Release Date: Sep 3, 2013
Record label: Dead Oceans Records
Genre(s): Pop/Rock, Alternative/Indie Rock, Indie Rock, Post-Rock, Experimental Rock
With Stitches, Chicago experimental rock band Califone have released their strongest collection of songs since 2003’s phenomenal Quicksand/Cradlesnakes. Recorded in Arizona, California and Texas, Stitches has the free-ranging Southern and Western sound to match the expansive landscapes that fill those very states. At the same time, it still maintains lead singer Tim Rutili’s penchant for mysterious, captivating lyrics.
The best shorthand assessment I can provide of Stitches is that the new Califone record sounds just like a Califone record. Just like a glass filled with water to its midpoint, how you look at that above sentence is going to determine your interest in this experimental rock band’s 12th album. If you are a fan, you are going to eat Stitches up heartily; if you’re not, you’ll avoid it.
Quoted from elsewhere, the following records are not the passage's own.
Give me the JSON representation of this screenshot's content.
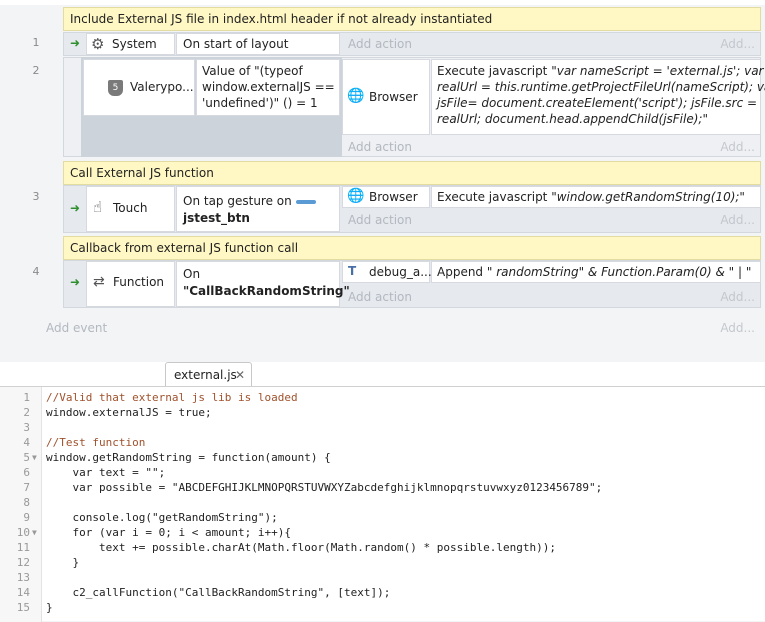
{
  "events": {
    "comments": [
      "Include External JS file in index.html header if not already instantiated",
      "Call External JS function",
      "Callback from external JS function call"
    ],
    "line_numbers": [
      "1",
      "2",
      "3",
      "4"
    ],
    "add_action_label": "Add action",
    "add_more_label": "Add...",
    "add_event_label": "Add event",
    "event1": {
      "object": "System",
      "condition": "On start of layout",
      "object_icon": "gear-icon"
    },
    "event2": {
      "object": "Valerypo...",
      "object_icon": "html5-icon",
      "condition_lines": [
        "Value of \"(typeof",
        "window.externalJS ==",
        "'undefined')\" () = 1"
      ],
      "action_object": "Browser",
      "action_prefix": "Execute javascript ",
      "action_lines": [
        "\"var nameScript = 'external.js'; var",
        "realUrl = this.runtime.getProjectFileUrl(nameScript); var",
        "jsFile= document.createElement('script'); jsFile.src =",
        "realUrl; document.head.appendChild(jsFile);\""
      ]
    },
    "event3": {
      "object": "Touch",
      "object_icon": "touch-hand-icon",
      "condition_prefix": "On tap gesture on",
      "condition_target": "jstest_btn",
      "action_object": "Browser",
      "action_prefix": "Execute javascript ",
      "action_value": "\"window.getRandomString(10);\""
    },
    "event4": {
      "object": "Function",
      "object_icon": "function-arrows-icon",
      "condition_prefix": "On",
      "condition_target": "\"CallBackRandomString\"",
      "action_object": "debug_a...",
      "action_prefix": "Append ",
      "action_value": "\" randomString\" & Function.Param(0) & \" | \""
    }
  },
  "editor": {
    "tab_label": "external.js",
    "code_lines": [
      "//Valid that external js lib is loaded",
      "window.externalJS = true;",
      "",
      "//Test function",
      "window.getRandomString = function(amount) {",
      "    var text = \"\";",
      "    var possible = \"ABCDEFGHIJKLMNOPQRSTUVWXYZabcdefghijklmnopqrstuvwxyz0123456789\";",
      "",
      "    console.log(\"getRandomString\");",
      "    for (var i = 0; i < amount; i++){",
      "        text += possible.charAt(Math.floor(Math.random() * possible.length));",
      "    }",
      "",
      "    c2_callFunction(\"CallBackRandomString\", [text]);",
      "}"
    ],
    "gutter_numbers": [
      "1",
      "2",
      "3",
      "4",
      "5",
      "6",
      "7",
      "8",
      "9",
      "10",
      "11",
      "12",
      "13",
      "14",
      "15"
    ]
  }
}
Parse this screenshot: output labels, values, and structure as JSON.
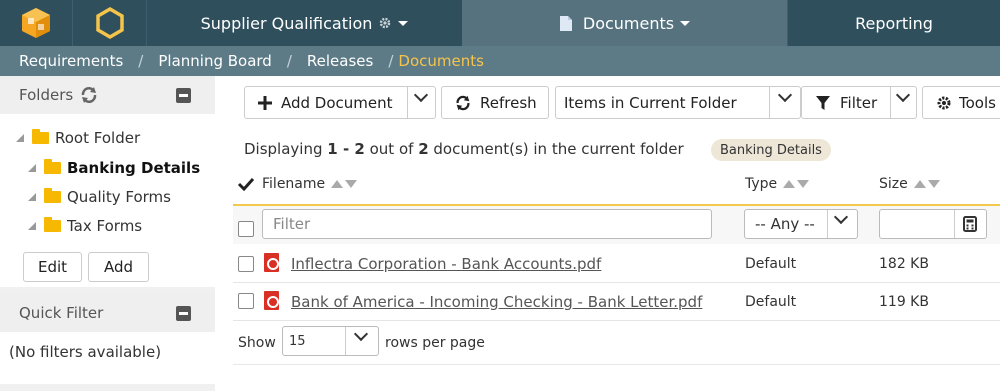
{
  "nav": {
    "product": "Supplier Qualification",
    "documents": "Documents",
    "reporting": "Reporting"
  },
  "breadcrumb": [
    "Requirements",
    "Planning Board",
    "Releases",
    "Documents"
  ],
  "sidebar": {
    "folders_title": "Folders",
    "tree": [
      "Root Folder",
      "Banking Details",
      "Quality Forms",
      "Tax Forms"
    ],
    "edit_label": "Edit",
    "add_label": "Add",
    "quick_filter_title": "Quick Filter",
    "no_filters": "(No filters available)"
  },
  "toolbar": {
    "add_document": "Add Document",
    "refresh": "Refresh",
    "scope": "Items in Current Folder",
    "filter": "Filter",
    "tools": "Tools"
  },
  "summary": {
    "prefix": "Displaying",
    "range": "1 - 2",
    "middle": "out of",
    "total": "2",
    "suffix": "document(s) in the current folder",
    "badge": "Banking Details"
  },
  "columns": {
    "filename": "Filename",
    "type": "Type",
    "size": "Size"
  },
  "filters": {
    "filename_placeholder": "Filter",
    "type_value": "-- Any --"
  },
  "rows": [
    {
      "filename": "Inflectra Corporation - Bank Accounts.pdf",
      "type": "Default",
      "size": "182 KB"
    },
    {
      "filename": "Bank of America - Incoming Checking - Bank Letter.pdf",
      "type": "Default",
      "size": "119 KB"
    }
  ],
  "paging": {
    "show_label": "Show",
    "page_size": "15",
    "rows_label": "rows per page"
  },
  "colors": {
    "topbar": "#2f4f5d",
    "active_nav": "#55727e",
    "breadcrumb_bar": "#5d7b87",
    "active_crumb": "#f5c44a",
    "accent_line": "#f2c94c"
  }
}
Even amongst the banjo-wielding oddities that populate the stranger outposts of US music commonly referred to as Americana, Califone’s singularity of vision has always stood out. Dense, challenging and entirely uncompromising in their quest of a richly textured sound that combines the dust-racked crackle of the distant past with the digital hum of the here and now, the Chicago outfit have never failed to entice the brain. However, emotional appeal has at times been harder to come by.
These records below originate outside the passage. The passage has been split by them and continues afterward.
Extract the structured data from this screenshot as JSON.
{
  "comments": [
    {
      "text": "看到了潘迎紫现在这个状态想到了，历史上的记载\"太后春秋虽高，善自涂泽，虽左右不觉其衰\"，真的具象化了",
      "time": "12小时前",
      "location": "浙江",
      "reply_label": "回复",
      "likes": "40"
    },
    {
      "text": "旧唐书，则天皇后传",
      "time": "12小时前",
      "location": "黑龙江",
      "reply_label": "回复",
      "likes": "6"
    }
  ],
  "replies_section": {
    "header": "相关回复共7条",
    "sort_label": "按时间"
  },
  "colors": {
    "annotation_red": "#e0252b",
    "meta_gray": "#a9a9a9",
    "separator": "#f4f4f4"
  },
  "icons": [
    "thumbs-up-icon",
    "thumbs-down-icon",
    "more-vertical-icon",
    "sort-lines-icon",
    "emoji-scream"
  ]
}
For so many releases stemming from so wide a range of starting points, Califone’s body of work is incredibly consistent and consistently alluring. Even frontman Tim Rutili’s older work with Red Red Meat and Isaac Brock’s Ugly Casanova stands near the best of the past quarter-century. Stitches fits snug in Califone’s discography. After 2006’s Roots & Crowns and 2009’s All My Friends Are Funeral Singers, which were—all relative, of course—pop-leaning and melody-based, Stitches offers the subsequent degree of accessibility.
Every new Califone album seems meant to be imbibed as one would a half-bottle of brown-flavored liquor: alone, during the first deeply black hours of morning. A tired metaphor, maybe, given the band's place at the nexus of alt-country, Chicago blues, and the kind of meditative, gothic folk the Palace Brothers were peddling 15 years ago. But it's hard to imagine many other bands this dependably intoxicating.
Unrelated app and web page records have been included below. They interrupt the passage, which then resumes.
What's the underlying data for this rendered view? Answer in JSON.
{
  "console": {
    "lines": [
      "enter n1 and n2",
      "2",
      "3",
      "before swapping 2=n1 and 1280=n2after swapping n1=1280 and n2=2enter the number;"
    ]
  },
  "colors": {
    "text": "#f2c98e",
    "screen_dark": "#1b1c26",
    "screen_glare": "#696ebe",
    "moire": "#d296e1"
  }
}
The first long-player from bluesy, experimental Chicago-based roots rockers Califone to be recorded entirely outside of the confines of the Windy City, Stitches' ten quietly lustrous tracks dutifully reflect the arid Southwest vistas from which they were sprung. Recorded in Southern California, Arizona, and Texas, there's definitely an impressionistic, unhurried temperament behind songs like "Movie Music Kills a Kiss," "moonbath. brainsalt.
A very good and quietly unassuming band with an impressive-- but decidedly unflashy-- discography, Califone almost dissipated into the ether after the release of 2009’s reliably strong All My Friends are Funeral Singers. The band’s core member Tim Rutili spent almost a year away from Califone, committing his attention to screenwriting, scoring films and TV shows. He shed a few band members during the hiatus, but thankfully not his interest in eventually returning to Califone.
Califone’s music has always relied on blending Americana with electronic tones and sonic experimentation. Tim Rutili and bandmates typically haven’t swung from, say, industrial influences to rustic ballads, but they’ve worked various influences into a cohesive sound, even if it occasionally ended up as an off-kilter funk jam or something else. In thinking about or listening to the group’s sonic integrations, it would be easy to miss the key element in their success: the melodic songwriting at the center of their pieces.
All personal tragedy and affliction is born of the distance between the reality of what is and the imagination of what might be. Or at least it would seem that way from several listens to Stitches, the nth album from Tim Rutili’s Califone. For almost 15 years now, Rutili has been crafting avant-folk that, in its very dichotomy of the homespun and the transmundane, has appeared to play out such a fissure between the Real and what we’d like from the Real, and now, in his band’s first long-player since 2009’s All My Friends Are Funeral Singers, he’s coupled his knack for organic-inorganic eclecticism with lyrics that, employing less abstraction than in earlier incarnations, recognize problems as the deviations from the unreachable ideals that they very often are.
A photo of a bud yet to bloom—perhaps the first image that comes to my mind when listening to Califone’s new record, Stitches. If not that image, then the picture given us as the album cover: a lone, clean-angled peak with nothing but sky and clouds for backdrop. The peak bears a matchstick crown, recalling the mountain beacons in Lord of the Rings, and you wonder if this high pyre will ever be set ablaze.